Data shows global temperatures aren't rising the way climate scientists have predicted. A new report by an international scientific group has listed human activity as the most likely reason behind global warming observed since the 1950s.
The report by the UN-sponsored Intergovernmental Panel on Climate Change (IPCC) used the strongest words yet on the issue, saying man-made warming was "extremely likely". The full 2,000-page report will not be released until Monday, but a summary with key findings was published at a meeting of the IPCC in Stockholm, Sweden, on Friday.
In its previous assessment, in 2007, the panel had said it was "very likely" that global warming was man-made. It now says the evidence has grown thanks to more and better observations, a clearer understanding of the climate system and improved models to analyse the impact of rising temperatures.
The new predictions are essentially the same as the old ones, albeit a little more precise. The only adjustment the IPCC is making is an increase in the predicted rise of sea levels. The new report forecasts that coastal waters may rise by between 29 and 82 centimeters (11 and 32 inches) by the end of the century. The previous report predicted a rise of 18-59 centimetres.
The IPCC's problem: its climate models should have been able to predict the sudden flattening in the temperature curve. Offering explanations after the fact for why temperatures haven't increased in so long only serves to raise doubts as to how reliable the forecasts really are.

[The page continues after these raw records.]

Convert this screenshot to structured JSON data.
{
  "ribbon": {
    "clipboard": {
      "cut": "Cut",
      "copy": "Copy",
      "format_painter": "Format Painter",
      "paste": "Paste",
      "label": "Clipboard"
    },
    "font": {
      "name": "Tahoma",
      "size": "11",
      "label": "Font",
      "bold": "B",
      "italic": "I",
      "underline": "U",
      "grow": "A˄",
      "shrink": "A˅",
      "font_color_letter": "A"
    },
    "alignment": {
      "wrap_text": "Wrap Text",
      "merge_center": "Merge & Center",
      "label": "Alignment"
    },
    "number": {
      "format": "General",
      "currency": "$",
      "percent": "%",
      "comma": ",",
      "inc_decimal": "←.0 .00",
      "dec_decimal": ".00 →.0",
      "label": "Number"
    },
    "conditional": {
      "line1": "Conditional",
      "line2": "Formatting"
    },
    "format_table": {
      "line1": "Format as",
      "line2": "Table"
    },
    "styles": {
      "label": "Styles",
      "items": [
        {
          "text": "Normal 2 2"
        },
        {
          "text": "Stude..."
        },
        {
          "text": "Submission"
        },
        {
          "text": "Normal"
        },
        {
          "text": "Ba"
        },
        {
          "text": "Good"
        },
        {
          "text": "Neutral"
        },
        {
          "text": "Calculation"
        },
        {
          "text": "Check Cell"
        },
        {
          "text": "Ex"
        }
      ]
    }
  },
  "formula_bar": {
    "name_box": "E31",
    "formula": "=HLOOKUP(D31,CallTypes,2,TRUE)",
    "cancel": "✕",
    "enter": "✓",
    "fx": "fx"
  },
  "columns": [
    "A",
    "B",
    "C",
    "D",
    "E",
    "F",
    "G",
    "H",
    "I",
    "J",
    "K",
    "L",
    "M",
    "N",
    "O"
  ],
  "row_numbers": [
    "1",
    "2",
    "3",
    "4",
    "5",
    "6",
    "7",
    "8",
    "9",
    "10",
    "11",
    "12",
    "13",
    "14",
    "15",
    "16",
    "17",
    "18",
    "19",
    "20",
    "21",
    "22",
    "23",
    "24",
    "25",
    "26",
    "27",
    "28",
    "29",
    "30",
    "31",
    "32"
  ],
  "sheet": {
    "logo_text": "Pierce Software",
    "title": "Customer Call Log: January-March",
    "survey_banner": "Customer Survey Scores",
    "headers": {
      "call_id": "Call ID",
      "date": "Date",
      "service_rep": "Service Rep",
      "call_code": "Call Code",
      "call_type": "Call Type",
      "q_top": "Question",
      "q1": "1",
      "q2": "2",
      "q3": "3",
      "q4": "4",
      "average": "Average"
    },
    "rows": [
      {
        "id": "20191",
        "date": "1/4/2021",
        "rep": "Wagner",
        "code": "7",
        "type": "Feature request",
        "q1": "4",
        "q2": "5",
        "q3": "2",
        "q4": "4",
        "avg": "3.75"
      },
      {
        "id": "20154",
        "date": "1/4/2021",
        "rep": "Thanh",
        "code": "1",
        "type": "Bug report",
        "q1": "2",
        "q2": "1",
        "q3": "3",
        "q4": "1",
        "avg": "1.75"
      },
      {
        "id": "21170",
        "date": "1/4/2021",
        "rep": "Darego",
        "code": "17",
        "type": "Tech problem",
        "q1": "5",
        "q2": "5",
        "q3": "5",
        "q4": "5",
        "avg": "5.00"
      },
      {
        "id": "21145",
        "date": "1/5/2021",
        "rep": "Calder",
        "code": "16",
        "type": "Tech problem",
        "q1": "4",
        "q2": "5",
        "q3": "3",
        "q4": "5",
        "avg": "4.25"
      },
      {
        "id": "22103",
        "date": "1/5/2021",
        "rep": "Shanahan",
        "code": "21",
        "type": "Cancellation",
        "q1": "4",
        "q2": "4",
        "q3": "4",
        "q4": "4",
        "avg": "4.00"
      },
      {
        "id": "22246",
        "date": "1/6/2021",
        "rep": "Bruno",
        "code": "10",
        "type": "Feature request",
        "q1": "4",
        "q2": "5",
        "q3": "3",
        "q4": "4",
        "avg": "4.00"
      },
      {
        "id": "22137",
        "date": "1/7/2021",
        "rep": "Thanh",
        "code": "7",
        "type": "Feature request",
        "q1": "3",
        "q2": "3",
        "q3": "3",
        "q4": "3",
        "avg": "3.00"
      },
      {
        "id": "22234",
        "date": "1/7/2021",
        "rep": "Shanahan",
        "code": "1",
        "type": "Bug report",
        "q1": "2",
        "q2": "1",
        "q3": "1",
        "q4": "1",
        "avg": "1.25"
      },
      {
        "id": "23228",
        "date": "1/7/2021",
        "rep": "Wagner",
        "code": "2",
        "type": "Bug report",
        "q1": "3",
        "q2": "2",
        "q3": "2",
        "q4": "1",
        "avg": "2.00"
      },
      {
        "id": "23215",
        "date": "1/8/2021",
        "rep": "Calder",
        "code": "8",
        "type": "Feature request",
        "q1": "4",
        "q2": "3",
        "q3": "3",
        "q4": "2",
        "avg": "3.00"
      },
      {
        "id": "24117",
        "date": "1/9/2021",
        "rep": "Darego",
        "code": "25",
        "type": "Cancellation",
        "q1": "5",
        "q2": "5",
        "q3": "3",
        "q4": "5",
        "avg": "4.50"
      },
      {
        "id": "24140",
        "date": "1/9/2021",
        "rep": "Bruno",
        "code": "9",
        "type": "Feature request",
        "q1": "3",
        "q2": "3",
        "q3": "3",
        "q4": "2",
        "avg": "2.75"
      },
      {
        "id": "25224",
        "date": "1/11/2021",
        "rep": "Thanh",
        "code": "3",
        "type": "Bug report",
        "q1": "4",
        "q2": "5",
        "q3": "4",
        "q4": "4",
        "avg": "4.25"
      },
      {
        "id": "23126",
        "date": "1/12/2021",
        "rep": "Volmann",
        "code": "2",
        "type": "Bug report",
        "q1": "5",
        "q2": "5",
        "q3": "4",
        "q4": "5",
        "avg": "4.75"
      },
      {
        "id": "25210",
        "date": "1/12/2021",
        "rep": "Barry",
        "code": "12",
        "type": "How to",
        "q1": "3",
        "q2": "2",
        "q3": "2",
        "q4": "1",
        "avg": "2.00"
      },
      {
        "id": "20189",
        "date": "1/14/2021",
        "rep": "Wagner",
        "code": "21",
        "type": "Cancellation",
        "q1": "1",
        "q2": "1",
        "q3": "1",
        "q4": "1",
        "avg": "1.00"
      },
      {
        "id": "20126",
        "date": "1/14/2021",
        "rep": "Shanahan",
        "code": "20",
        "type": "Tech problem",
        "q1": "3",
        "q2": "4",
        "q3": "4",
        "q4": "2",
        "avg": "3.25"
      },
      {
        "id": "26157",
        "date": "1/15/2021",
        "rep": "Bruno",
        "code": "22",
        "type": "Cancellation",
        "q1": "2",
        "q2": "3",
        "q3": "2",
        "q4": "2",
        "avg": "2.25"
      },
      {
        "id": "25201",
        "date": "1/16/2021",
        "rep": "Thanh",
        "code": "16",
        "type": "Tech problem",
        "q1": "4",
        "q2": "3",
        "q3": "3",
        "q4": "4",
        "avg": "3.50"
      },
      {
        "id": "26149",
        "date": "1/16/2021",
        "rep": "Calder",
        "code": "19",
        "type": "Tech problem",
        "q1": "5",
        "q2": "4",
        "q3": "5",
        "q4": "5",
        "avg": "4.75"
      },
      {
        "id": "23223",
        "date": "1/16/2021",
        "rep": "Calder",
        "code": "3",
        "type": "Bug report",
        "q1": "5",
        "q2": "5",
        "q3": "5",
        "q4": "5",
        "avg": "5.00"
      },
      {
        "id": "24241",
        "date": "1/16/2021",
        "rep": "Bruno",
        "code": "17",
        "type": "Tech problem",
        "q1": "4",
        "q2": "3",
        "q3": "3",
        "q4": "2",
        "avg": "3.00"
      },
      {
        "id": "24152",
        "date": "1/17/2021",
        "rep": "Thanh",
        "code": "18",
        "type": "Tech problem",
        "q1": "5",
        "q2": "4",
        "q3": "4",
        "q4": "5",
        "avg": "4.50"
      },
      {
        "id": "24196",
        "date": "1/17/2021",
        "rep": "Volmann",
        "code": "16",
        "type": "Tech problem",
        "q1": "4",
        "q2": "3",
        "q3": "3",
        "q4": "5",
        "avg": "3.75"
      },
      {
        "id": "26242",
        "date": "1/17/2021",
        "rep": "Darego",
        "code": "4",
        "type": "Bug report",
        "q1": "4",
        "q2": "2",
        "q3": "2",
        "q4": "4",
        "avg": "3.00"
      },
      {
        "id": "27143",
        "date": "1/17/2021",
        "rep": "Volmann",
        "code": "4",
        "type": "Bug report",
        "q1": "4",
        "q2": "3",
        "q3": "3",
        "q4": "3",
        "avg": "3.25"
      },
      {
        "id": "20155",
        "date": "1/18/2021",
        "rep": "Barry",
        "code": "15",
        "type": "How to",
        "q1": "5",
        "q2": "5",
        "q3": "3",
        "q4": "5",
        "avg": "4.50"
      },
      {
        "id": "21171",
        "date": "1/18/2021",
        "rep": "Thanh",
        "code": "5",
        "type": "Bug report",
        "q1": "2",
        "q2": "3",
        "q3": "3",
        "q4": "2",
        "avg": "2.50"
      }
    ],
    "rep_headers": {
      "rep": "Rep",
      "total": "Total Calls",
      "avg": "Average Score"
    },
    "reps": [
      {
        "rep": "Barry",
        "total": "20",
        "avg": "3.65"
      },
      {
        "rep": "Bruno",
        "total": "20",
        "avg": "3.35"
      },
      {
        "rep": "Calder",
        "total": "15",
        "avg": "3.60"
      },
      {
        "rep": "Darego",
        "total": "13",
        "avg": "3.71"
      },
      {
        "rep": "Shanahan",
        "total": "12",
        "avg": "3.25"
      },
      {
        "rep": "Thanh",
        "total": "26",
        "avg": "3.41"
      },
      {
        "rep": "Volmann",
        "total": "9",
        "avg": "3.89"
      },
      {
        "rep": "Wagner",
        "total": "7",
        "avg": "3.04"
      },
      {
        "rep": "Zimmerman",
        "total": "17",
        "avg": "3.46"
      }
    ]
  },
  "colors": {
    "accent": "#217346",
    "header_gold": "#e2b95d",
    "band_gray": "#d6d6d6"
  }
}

In any case, scientists have discovered some possible indications as to why temperatures are not currently rising. One explanation involves the Pacific Ocean, which, calculations indicate, has absorbed an unusually large amount of heat from the Earth's atmosphere in recent years. If this proves to be true, then the warnings are still in effect. It would mean the greenhouse effect is adding more and more energy into the climate system, exactly as the simulations predict, just with a larger portion of that energy than expected disappearing temporarily into the ocean.
One of the most controversial subjects in the report was how to deal with a purported slowdown in warming in the past 15 years. Climate skeptics say this "hiatus" casts doubt on the scientific consensus on climate change. Environmental policymakers within the IPCC fear, though, that climate skeptics and industry lobbyists could exploit these scientific uncertainties for their own purposes.
The IPCC assessments are important because they form the scientific basis of UN negotiations on a new climate deal. Governments are supposed to finish that agreement in 2015, but it's unclear whether they will commit to the emissions cuts that scientists say will be necessary to keep the temperature below a limit at which the worst effects of climate change can be avoided.
By Guylain Gustave Moke
Photo-Credit: AFP- UN-sponsored Intergovernmental Panel on Climate Change (IPCC)-Photo